(Beginning of DATASET RECORDS)
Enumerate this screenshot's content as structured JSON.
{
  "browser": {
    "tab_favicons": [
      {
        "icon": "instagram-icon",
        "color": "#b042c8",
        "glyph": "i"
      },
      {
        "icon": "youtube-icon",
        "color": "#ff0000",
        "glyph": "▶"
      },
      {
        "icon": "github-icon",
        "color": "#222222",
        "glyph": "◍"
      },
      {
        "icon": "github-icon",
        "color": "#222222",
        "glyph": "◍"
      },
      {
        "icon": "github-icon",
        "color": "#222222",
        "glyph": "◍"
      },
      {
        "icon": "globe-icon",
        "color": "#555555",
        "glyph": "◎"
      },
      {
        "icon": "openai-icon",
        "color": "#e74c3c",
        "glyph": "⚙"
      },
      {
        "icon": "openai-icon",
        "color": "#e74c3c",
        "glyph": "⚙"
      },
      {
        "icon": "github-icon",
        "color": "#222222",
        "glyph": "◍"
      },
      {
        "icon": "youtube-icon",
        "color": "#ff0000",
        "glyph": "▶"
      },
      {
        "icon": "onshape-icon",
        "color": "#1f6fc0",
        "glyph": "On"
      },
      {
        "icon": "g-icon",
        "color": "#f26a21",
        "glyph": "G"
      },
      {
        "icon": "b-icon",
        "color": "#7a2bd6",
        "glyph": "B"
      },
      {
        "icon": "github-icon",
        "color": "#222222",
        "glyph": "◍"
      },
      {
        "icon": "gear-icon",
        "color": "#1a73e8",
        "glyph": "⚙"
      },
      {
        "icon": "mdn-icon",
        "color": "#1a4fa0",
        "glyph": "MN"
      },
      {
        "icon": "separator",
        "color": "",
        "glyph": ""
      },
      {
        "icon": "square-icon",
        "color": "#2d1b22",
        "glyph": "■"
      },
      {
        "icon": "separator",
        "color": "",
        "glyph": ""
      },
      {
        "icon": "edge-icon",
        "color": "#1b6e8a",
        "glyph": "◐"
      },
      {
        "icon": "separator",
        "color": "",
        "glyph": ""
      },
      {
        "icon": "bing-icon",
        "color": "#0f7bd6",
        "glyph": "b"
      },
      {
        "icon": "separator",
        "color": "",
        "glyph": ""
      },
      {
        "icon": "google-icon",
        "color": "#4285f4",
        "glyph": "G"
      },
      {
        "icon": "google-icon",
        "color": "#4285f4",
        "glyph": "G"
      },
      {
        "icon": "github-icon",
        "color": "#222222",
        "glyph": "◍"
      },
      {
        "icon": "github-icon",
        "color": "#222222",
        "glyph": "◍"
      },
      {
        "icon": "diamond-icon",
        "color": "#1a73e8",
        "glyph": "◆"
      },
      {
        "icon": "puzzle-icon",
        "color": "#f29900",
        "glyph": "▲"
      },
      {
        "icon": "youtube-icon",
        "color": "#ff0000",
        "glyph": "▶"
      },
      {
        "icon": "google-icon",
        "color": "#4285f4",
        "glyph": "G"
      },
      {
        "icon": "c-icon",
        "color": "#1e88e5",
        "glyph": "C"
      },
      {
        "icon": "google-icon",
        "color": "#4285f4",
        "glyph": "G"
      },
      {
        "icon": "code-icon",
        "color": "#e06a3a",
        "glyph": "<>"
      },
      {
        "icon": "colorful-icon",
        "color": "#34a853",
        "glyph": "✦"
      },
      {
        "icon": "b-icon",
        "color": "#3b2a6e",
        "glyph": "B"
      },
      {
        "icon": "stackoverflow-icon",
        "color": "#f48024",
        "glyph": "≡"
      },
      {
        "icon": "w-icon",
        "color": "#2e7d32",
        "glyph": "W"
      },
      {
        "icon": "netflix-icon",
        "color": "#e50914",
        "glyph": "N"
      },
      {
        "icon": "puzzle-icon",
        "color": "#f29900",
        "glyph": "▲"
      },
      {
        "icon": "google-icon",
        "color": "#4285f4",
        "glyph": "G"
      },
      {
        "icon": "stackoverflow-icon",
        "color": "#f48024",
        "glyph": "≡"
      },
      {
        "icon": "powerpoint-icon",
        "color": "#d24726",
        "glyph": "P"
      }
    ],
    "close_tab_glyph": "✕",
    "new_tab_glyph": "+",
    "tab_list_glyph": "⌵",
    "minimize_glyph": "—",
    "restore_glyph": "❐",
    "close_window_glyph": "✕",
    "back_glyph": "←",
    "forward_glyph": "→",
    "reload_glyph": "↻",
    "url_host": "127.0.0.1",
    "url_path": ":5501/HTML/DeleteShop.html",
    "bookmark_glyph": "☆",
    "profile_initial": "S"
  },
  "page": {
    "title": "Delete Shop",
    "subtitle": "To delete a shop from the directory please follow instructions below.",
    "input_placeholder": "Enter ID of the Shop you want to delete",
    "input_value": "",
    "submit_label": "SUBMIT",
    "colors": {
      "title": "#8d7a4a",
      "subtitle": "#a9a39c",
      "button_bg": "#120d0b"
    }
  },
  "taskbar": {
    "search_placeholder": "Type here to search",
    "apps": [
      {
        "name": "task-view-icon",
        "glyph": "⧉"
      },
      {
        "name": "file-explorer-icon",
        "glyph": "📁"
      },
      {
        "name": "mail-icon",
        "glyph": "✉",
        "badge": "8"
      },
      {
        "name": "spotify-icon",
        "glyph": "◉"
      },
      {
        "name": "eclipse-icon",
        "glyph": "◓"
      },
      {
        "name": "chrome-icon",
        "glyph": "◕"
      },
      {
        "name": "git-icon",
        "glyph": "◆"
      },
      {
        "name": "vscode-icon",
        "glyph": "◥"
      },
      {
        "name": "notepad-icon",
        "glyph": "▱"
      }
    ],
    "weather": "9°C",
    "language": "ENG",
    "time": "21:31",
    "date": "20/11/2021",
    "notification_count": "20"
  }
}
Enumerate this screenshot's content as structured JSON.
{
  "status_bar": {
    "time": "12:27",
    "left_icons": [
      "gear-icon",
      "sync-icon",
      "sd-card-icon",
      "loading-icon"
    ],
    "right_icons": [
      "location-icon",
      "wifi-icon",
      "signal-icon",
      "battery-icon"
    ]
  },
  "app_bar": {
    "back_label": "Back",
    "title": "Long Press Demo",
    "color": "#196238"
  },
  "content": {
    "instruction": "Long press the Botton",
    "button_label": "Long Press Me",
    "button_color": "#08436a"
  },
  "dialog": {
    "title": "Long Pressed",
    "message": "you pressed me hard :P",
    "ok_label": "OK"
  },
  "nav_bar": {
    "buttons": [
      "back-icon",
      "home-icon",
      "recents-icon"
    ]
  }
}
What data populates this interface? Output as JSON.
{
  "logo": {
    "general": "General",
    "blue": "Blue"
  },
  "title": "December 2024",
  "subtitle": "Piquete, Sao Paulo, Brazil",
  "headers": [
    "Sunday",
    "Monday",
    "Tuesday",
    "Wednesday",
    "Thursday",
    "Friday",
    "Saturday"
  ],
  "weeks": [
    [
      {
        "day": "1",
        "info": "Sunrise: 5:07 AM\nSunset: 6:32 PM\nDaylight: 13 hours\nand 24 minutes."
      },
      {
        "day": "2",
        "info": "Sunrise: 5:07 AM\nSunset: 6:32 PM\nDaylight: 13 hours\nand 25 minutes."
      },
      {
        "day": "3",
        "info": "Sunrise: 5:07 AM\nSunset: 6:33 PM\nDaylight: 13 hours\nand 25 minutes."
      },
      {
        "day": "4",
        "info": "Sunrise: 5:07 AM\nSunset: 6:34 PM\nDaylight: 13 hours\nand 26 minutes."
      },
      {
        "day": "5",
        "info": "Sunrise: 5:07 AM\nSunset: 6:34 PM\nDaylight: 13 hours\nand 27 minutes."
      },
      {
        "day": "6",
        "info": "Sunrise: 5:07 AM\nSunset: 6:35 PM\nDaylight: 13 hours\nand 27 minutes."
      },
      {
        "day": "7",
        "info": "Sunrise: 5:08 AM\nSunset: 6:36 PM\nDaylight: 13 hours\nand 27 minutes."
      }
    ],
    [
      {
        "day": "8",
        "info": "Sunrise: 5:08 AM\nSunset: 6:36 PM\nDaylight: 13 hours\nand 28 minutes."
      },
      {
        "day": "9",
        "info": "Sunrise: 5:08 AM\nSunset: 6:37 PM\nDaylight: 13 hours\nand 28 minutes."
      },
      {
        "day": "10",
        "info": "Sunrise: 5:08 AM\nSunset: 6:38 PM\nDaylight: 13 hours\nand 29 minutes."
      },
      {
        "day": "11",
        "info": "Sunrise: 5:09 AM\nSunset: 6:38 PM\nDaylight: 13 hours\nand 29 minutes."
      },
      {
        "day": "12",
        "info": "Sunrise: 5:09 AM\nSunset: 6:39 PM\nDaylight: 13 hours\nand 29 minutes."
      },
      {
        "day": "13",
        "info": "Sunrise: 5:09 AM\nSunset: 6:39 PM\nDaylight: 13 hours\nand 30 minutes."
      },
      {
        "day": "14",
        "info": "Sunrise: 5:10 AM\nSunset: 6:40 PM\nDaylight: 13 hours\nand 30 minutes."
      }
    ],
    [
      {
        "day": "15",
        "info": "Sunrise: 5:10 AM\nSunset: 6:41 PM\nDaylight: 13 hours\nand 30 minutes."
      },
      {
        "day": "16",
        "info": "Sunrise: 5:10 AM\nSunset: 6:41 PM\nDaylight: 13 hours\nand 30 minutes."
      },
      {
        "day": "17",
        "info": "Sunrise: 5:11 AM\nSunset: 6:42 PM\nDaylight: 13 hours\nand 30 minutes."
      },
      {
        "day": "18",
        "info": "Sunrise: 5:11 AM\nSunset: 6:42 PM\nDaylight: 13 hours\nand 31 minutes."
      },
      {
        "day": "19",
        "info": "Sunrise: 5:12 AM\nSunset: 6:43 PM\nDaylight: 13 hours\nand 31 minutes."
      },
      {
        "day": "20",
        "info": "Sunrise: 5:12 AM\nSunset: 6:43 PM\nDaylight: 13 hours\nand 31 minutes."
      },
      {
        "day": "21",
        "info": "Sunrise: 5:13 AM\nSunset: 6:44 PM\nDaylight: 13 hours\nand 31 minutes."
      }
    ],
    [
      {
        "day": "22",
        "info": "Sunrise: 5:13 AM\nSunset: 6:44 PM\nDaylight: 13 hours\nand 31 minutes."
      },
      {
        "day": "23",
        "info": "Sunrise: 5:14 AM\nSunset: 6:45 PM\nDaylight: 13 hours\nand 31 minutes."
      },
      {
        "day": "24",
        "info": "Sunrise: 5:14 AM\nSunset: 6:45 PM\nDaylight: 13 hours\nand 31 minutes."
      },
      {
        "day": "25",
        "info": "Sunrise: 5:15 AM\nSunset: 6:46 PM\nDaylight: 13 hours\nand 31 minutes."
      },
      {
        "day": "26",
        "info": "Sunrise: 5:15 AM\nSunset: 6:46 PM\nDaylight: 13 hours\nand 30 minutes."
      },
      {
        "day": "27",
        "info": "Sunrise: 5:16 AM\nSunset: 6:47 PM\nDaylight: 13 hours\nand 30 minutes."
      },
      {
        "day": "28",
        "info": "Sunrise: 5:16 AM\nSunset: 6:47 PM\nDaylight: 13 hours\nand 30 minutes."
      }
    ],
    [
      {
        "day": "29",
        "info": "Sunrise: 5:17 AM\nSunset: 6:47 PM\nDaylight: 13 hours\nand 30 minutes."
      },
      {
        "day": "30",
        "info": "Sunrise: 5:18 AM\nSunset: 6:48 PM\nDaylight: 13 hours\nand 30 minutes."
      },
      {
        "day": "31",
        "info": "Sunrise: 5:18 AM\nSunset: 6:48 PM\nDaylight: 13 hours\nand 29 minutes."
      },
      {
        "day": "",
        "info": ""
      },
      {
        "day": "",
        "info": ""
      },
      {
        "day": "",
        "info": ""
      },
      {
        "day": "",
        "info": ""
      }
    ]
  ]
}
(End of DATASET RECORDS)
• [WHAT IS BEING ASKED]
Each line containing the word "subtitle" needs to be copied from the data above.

• [TASK ANSWER]
    "subtitle": "To delete a shop from the directory please follow instructions below.",
      "subtitle": "#a9a39c",
  "subtitle": "Piquete, Sao Paulo, Brazil",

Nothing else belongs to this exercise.